New Zealand school students have been issued a challenge: collect as many used oral care items for recycling and be crowned Aoteraroa’s most sustainable school.
An estimated nine million plastic toothbrushes head to landfills every year across New Zealand. In a bid to reduce this, Colgate and TerraCycle are asking schools and their communities to recycle them instead and go in the draw to win the Colgate Community Garden Challenge.
Despite a difficult year for recyclers, Kiwis have diverted more than half a million oral care items – that’s toothbrushes, toothpaste tubes and floss containers – from landfill to date. And to celebrate this milestone, Colgate are donating two community garden sets made with recycled òral care products as major prizes in the competition.

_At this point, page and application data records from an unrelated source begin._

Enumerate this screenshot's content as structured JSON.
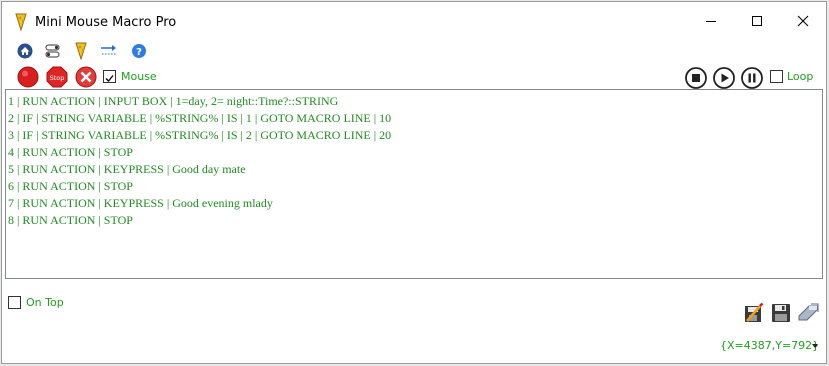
{
  "window": {
    "title": "Mini Mouse Macro Pro"
  },
  "toolbar": {
    "mouse_label": "Mouse",
    "loop_label": "Loop",
    "mouse_checked": true,
    "loop_checked": false
  },
  "macro_lines": [
    "1 | RUN ACTION | INPUT BOX | 1=day, 2= night::Time?::STRING",
    "2 | IF | STRING VARIABLE | %STRING% | IS | 1 | GOTO MACRO LINE | 10",
    "3 | IF | STRING VARIABLE | %STRING% | IS | 2 | GOTO MACRO LINE | 20",
    "4 | RUN ACTION | STOP",
    "5 | RUN ACTION | KEYPRESS | Good day mate",
    "6 | RUN ACTION | STOP",
    "7 | RUN ACTION | KEYPRESS | Good evening mlady",
    "8 | RUN ACTION | STOP"
  ],
  "footer": {
    "on_top_label": "On Top",
    "on_top_checked": false,
    "coords": "{X=4387,Y=792}"
  },
  "colors": {
    "accent_green": "#1fa01f",
    "macro_text": "#1f8c1f"
  }
}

From today, all pre, primary, intermediate, special and secondary schools in New Zealand are invited to register, collect and ship all their oral care waste to TerraCycle who will then turn it into new products.
One of the recycled community garden sets will be awarded to the school who accrues the most points from collections and online votes, and one will be allocated at random to any school who sends in at least one eligible shipment during the competition period. This ensures that every school, large or small, has a chance to win.

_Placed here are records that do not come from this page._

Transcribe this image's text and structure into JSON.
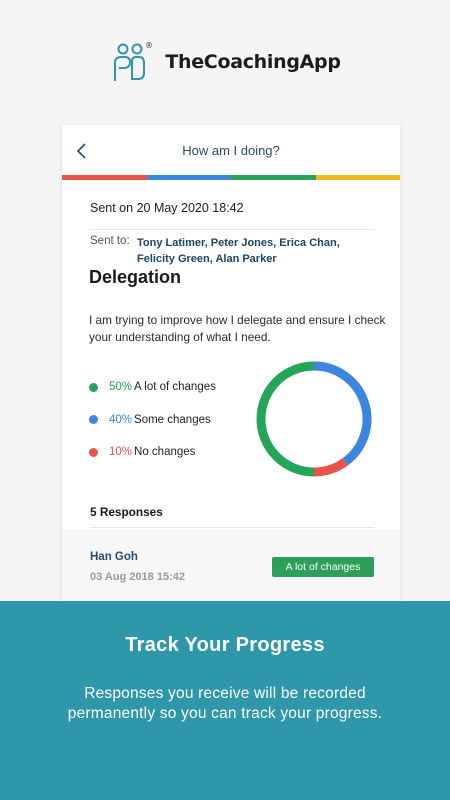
{
  "brand": {
    "name": "TheCoachingApp",
    "logo_icon": "people-logo-icon",
    "registered_mark": "®",
    "color": "#2e97aa"
  },
  "header": {
    "title": "How am I doing?",
    "back_icon": "chevron-left-icon",
    "color_bar": [
      "#e8534c",
      "#3b86e0",
      "#25a55a",
      "#f2b91f"
    ]
  },
  "message": {
    "sent_on": "Sent on 20 May 2020 18:42",
    "sent_to_label": "Sent to:",
    "recipients": "Tony Latimer, Peter Jones, Erica Chan, Felicity Green, Alan Parker",
    "topic": "Delegation",
    "description": "I am trying to improve how I delegate and ensure I check your understanding of what I need."
  },
  "results": {
    "legend": [
      {
        "pct": "50%",
        "label": "A lot of changes",
        "color": "#25a55a",
        "value": 50
      },
      {
        "pct": "40%",
        "label": "Some changes",
        "color": "#3b86e0",
        "value": 40
      },
      {
        "pct": "10%",
        "label": "No changes",
        "color": "#e8534c",
        "value": 10
      }
    ]
  },
  "chart_data": {
    "type": "pie",
    "categories": [
      "A lot of changes",
      "Some changes",
      "No changes"
    ],
    "values": [
      50,
      40,
      10
    ],
    "colors": [
      "#25a55a",
      "#3b86e0",
      "#e8534c"
    ]
  },
  "responses": {
    "title": "5 Responses",
    "items": [
      {
        "name": "Han Goh",
        "date": "03 Aug 2018 15:42",
        "badge": "A lot of changes",
        "badge_color": "#2e9e5b"
      }
    ]
  },
  "footer": {
    "title": "Track Your Progress",
    "line1": "Responses you receive will be recorded",
    "line2": "permanently so you can track your progress."
  }
}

The two major prizes include a garden bed, bench and planter box and recycled picnic table made with oral care waste to show that items deemed trash can become treasure. Additionally, in four monthly prize draws, schools will have the chance to win a prize pack of 60 Bio Cube plants and bio-degradable pots to encourage gardening and growing native flora and fauna.
Besides showing how recycled materials can be used as a sustainable alternative to virgin plastic, Colgate and TerraCycle hope the prizes will encourage collective action from the community.
Colgate Vice President and General Manager of South Pacific, Julie Dillon said the half a million recycled items milestone reflected the success of the programme.
“Colgate is excited to once again partner with TerraCycle to offer this exceptionally popular programme to students,” Ms Dillon said. “The number of participants reflects just how important recycling and sustainability are to local communities, and we’re pleased to provide a solution.”
Jean Bailliard, General Manager of TerraCycle Australia and New Zealand, said the company was keen to show the next generation that items you would normally throw in the rubbish can be given a new life and turned into new, useful products.
“The challenge allows schools to be recognised for their hard work and for that, we are grateful to Colgate for donating the awesome recycled prizes”,” he said.
Last years’ competition had students from more than 300 schools divert 27,000 items from landfill. TerraCycle and Colgate expect that this year will be even bigger.
To join the competition, schools are encouraged to visit the TerraCycle website, log in or create an account and then join the Colgate Community Garden Challenge.